Only the lines containing "côtés" belong in the answer; find them in the material below.

-*-*-

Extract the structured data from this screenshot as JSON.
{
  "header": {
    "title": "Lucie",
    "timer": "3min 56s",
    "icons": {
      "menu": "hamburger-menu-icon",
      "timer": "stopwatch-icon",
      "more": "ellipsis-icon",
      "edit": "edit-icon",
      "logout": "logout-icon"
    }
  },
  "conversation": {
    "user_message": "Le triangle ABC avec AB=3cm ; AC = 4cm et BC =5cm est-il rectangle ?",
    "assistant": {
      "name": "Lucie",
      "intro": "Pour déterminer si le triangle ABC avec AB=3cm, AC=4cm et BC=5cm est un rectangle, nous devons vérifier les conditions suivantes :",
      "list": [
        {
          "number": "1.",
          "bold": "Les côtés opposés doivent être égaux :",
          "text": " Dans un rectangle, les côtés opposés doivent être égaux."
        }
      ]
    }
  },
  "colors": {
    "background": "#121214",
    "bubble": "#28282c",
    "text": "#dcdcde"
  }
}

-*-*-

*SOLUTION FOR THIS PROBLEM*:
          "bold": "Les côtés opposés doivent être égaux :",
          "text": " Dans un rectangle, les côtés opposés doivent être égaux."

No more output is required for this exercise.